One of the most fundamental things needed in any competent response to the coronavirus crisis is access to testing. We need to know who has the virus now, so they can self-isolate. That’s achieved with a swab test, which only works reliably while someone is infectious – which is typically for around five days.
But we also need to know who has had the virus and since recovered …
I am not a doctor, nor do I play one on the Internet. This blog post represents my own lay understanding based on a lot of reading, and from quizzing better-qualified friends.
Testing who has had the virus in the past is done with an antibody test. When the body fights a virus, it creates antibodies specific to that virus, and they remain in the bloodstream for a long time afterwards – usually a year or more. With most viruses, the antibodies confer immunity while they remain present. That means you can’t get re-infected yourself, and therefore cannot infect anyone else.
COVID-19 is a novel coronavirus, meaning we didn’t know anything about it when research began. For that reason, we can’t say for sure that having antibodies confers immunity – which is one reason why WHO is being very cautious about it – but it does appear 99.99% certain.
That’s because there have now been more than five million confirmed cases worldwide, and only a handful of cases of apparent reinfection. Even those cases are now generally thought to have been mistaken, in one of two ways.
First, for someone whose swab tests (for active infection) tested positive, then negative, then positive again, it’s thought that the interim negative test was a false negative. False negatives happen very easily with swab tests. Second, it’s possible to continue shedding the virus at a low level beyond the c.5 days during which you can pass on the infection. For that secondary period, the shedding level is high enough to test positive but too low to infect anyone.
What definitely remains unknown is how long immunity lasts. Given that the earliest known cases date back to December of last year, and we have had zero to negligible cases of re-infection, we can say with some confidence that it lasts at least several months. Based on what is known about the virus so far, the best estimate right now appears to be in the 1-2 year range.
If I test positive for the antibodies, I would consider the risk to me and to others to be negligible. I’d thus be happy to resume social contact with others who have also tested positive (provided they are of the same mind) as soon as the law permits.
One possibility that’s been mooted is an ‘immunity passport’: exemptions or special rules for those with positive antibody tests. Some think there are too many unknowns for this to be recommended, while others believe we’re going to have to take some calculated risks at some point, and this could be one of the safer paths.
I have no idea whether or not the government will go this route, but if it does, I’d like to be prepared. Especially as this would be a potential route to resuming dancing: what has been dubbed the ‘immunilonga’ concept, aka a milonga attended only by those who have tested positive for the virus and are not in a high-risk category.
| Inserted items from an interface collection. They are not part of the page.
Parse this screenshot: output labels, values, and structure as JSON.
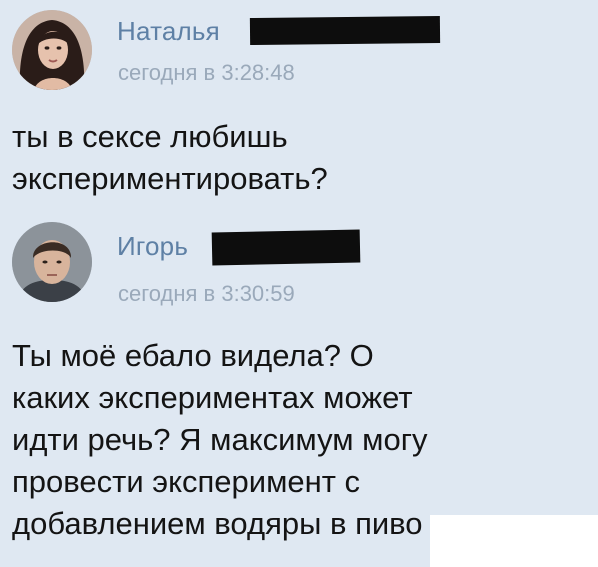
{
  "messages": [
    {
      "author": "Наталья",
      "time": "сегодня в 3:28:48",
      "text": "ты в сексе любишь\nэкспериментировать?"
    },
    {
      "author": "Игорь",
      "time": "сегодня в 3:30:59",
      "text": "Ты моё ебало видела? О\nкаких экспериментах  может\nидти речь? Я максимум могу\nпровести эксперимент с\nдобавлением водяры в пиво"
    }
  ],
  "colors": {
    "background": "#dfe8f2",
    "author": "#5e80a5",
    "time": "#9aa9ba",
    "text": "#141414",
    "redaction": "#0d0d0d"
  }
}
My current situation
Steph was ill for several weeks back in March, and a GPatHand video consultation gave her a presumptive diagnosis of COVID-19. I had no symptoms*, but the GP said that if Steph had it, then it was inconceivable that I didn’t too – especially as maintaining any kind of distancing would have been impossible while I was caring for her.
*Except possibly tiredness. I went through a period of feeling very tired, and going to bed very early, but that could easily be a combination of stress while Steph was ill and lack of regular exercise during the isolation and subsequent lockdown.
However, a presumptive diagnosis is just that. At the time, there was no test available to anyone who wasn’t hospitalised, and while her symptoms could match COVID-19, they could also match flu. That’s one of the challenges of the virus: the symptoms vary a lot.
The balance of probability is that she, and therefore I, have had it – and that we both have the antibodies. But in the absence of testing, we have to assume not.
Antibody tests on the NHS are not yet available for the general public, and are unlikely to be anytime soon. If the immunity passport idea gathers steam, demand for tests will be substantial, so it makes sense to me to try to beat the rush.
My initial plan was to take the test Superdrug were selling. That was developed by Abbot, and clinical trials have shown 0% false positives and <1% false negatives. The way it worked was SuperDrug sent you a kit to collect a sample of blood (via a pin-prick device), and you then sent the vial of blood to the lab, getting the result within a few days.
However, it transpired that Abbot said that its clinical trials were based on collecting blood from a vein, so it could not comment on the accuracy of blood collected from a pin-prick, and did not endorse testing performed in this way. Superdrug has now ‘paused’ this offer, likely permanently.
The remaining option is to have venous blood collected at a private GP clinic, which is an expensive route (from £144 in London, depending when and where you have it) – but I really, really want to know. So I’ve booked one for Tuesday evening, with the result expected sometime on Thursday.
It would, of course, be doubly annoying to pay for a test if it proves negative! There can’t be many occasions on which the patient is desperate for a positive result …
Watch this space for either a ‘Damn!’ or a ‘Hurrah!’ late next week.